=== WORK INSTRUCTION ===
Reproduce all entries verbatim, with nothing added or dropped.

[Items from an interface collection]
========
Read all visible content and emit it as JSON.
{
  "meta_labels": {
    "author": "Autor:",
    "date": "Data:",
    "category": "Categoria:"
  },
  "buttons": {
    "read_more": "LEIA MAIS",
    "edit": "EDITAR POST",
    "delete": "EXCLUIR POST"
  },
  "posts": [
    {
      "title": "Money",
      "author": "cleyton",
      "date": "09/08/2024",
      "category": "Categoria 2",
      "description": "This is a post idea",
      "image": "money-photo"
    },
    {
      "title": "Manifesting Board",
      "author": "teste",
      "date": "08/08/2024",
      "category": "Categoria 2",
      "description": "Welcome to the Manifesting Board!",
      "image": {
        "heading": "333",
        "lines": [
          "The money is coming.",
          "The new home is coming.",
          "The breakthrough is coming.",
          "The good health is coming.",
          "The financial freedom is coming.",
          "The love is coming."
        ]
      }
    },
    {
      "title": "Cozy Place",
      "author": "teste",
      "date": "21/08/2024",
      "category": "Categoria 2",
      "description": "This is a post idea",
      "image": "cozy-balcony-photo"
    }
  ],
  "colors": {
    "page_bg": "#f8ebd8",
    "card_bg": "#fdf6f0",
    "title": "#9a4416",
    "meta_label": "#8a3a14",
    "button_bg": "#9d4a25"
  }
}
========
=== WRITTEN RESPONSE ===
Read all visible content and emit it as JSON.
{
  "meta_labels": {
    "author": "Autor:",
    "date": "Data:",
    "category": "Categoria:"
  },
  "buttons": {
    "read_more": "LEIA MAIS",
    "edit": "EDITAR POST",
    "delete": "EXCLUIR POST"
  },
  "posts": [
    {
      "title": "Money",
      "author": "cleyton",
      "date": "09/08/2024",
      "category": "Categoria 2",
      "description": "This is a post idea",
      "image": "money-photo"
    },
    {
      "title": "Manifesting Board",
      "author": "teste",
      "date": "08/08/2024",
      "category": "Categoria 2",
      "description": "Welcome to the Manifesting Board!",
      "image": {
        "heading": "333",
        "lines": [
          "The money is coming.",
          "The new home is coming.",
          "The breakthrough is coming.",
          "The good health is coming.",
          "The financial freedom is coming.",
          "The love is coming."
        ]
      }
    },
    {
      "title": "Cozy Place",
      "author": "teste",
      "date": "21/08/2024",
      "category": "Categoria 2",
      "description": "This is a post idea",
      "image": "cozy-balcony-photo"
    }
  ],
  "colors": {
    "page_bg": "#f8ebd8",
    "card_bg": "#fdf6f0",
    "title": "#9a4416",
    "meta_label": "#8a3a14",
    "button_bg": "#9d4a25"
  }
}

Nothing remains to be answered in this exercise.